**WHAT TO WORK ON:**
Could you write out each of the records below exactly?

Extracted data entries
Content starts
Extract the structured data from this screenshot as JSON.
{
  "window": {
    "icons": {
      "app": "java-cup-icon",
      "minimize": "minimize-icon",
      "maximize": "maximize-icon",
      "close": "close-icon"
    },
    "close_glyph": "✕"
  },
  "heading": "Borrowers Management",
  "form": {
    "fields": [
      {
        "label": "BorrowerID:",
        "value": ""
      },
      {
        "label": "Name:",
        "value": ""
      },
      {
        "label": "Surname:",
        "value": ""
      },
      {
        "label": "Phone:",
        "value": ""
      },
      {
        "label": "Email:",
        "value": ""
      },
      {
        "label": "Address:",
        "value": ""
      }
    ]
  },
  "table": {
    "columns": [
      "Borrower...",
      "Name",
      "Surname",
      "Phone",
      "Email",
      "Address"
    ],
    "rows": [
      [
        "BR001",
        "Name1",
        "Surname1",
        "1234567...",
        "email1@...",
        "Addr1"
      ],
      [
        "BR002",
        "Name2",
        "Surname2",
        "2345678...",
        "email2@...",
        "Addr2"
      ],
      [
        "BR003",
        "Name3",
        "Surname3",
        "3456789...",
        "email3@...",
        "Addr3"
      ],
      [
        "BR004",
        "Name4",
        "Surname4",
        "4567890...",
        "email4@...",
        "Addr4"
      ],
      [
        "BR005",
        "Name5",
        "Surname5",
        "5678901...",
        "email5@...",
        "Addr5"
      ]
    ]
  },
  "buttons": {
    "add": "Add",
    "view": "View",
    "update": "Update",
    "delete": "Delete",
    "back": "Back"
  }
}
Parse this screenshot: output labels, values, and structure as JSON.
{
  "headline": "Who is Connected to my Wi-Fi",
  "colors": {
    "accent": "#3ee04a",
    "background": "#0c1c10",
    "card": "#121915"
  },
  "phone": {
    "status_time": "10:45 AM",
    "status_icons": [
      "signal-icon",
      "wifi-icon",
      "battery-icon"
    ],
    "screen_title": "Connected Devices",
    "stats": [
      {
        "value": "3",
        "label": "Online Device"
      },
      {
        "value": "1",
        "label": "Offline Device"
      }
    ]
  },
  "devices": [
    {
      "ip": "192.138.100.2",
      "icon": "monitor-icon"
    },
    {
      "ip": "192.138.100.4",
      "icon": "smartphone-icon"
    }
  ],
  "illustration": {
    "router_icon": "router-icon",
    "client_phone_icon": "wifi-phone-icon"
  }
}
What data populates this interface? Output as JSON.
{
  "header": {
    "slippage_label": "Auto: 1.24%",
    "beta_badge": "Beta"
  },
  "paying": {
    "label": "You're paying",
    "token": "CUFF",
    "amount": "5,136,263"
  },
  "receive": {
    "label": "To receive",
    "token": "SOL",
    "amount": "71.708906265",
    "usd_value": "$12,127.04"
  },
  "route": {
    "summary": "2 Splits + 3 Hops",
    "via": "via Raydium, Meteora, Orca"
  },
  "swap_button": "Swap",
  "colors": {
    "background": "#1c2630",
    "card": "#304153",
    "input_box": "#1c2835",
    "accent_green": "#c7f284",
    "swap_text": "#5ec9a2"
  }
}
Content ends
**ANSWER TO THIS TASK:**
Extract the structured data from this screenshot as JSON.
{
  "window": {
    "icons": {
      "app": "java-cup-icon",
      "minimize": "minimize-icon",
      "maximize": "maximize-icon",
      "close": "close-icon"
    },
    "close_glyph": "✕"
  },
  "heading": "Borrowers Management",
  "form": {
    "fields": [
      {
        "label": "BorrowerID:",
        "value": ""
      },
      {
        "label": "Name:",
        "value": ""
      },
      {
        "label": "Surname:",
        "value": ""
      },
      {
        "label": "Phone:",
        "value": ""
      },
      {
        "label": "Email:",
        "value": ""
      },
      {
        "label": "Address:",
        "value": ""
      }
    ]
  },
  "table": {
    "columns": [
      "Borrower...",
      "Name",
      "Surname",
      "Phone",
      "Email",
      "Address"
    ],
    "rows": [
      [
        "BR001",
        "Name1",
        "Surname1",
        "1234567...",
        "email1@...",
        "Addr1"
      ],
      [
        "BR002",
        "Name2",
        "Surname2",
        "2345678...",
        "email2@...",
        "Addr2"
      ],
      [
        "BR003",
        "Name3",
        "Surname3",
        "3456789...",
        "email3@...",
        "Addr3"
      ],
      [
        "BR004",
        "Name4",
        "Surname4",
        "4567890...",
        "email4@...",
        "Addr4"
      ],
      [
        "BR005",
        "Name5",
        "Surname5",
        "5678901...",
        "email5@...",
        "Addr5"
      ]
    ]
  },
  "buttons": {
    "add": "Add",
    "view": "View",
    "update": "Update",
    "delete": "Delete",
    "back": "Back"
  }
}
Parse this screenshot: output labels, values, and structure as JSON.
{
  "headline": "Who is Connected to my Wi-Fi",
  "colors": {
    "accent": "#3ee04a",
    "background": "#0c1c10",
    "card": "#121915"
  },
  "phone": {
    "status_time": "10:45 AM",
    "status_icons": [
      "signal-icon",
      "wifi-icon",
      "battery-icon"
    ],
    "screen_title": "Connected Devices",
    "stats": [
      {
        "value": "3",
        "label": "Online Device"
      },
      {
        "value": "1",
        "label": "Offline Device"
      }
    ]
  },
  "devices": [
    {
      "ip": "192.138.100.2",
      "icon": "monitor-icon"
    },
    {
      "ip": "192.138.100.4",
      "icon": "smartphone-icon"
    }
  ],
  "illustration": {
    "router_icon": "router-icon",
    "client_phone_icon": "wifi-phone-icon"
  }
}
What data populates this interface? Output as JSON.
{
  "header": {
    "slippage_label": "Auto: 1.24%",
    "beta_badge": "Beta"
  },
  "paying": {
    "label": "You're paying",
    "token": "CUFF",
    "amount": "5,136,263"
  },
  "receive": {
    "label": "To receive",
    "token": "SOL",
    "amount": "71.708906265",
    "usd_value": "$12,127.04"
  },
  "route": {
    "summary": "2 Splits + 3 Hops",
    "via": "via Raydium, Meteora, Orca"
  },
  "swap_button": "Swap",
  "colors": {
    "background": "#1c2630",
    "card": "#304153",
    "input_box": "#1c2835",
    "accent_green": "#c7f284",
    "swap_text": "#5ec9a2"
  }
}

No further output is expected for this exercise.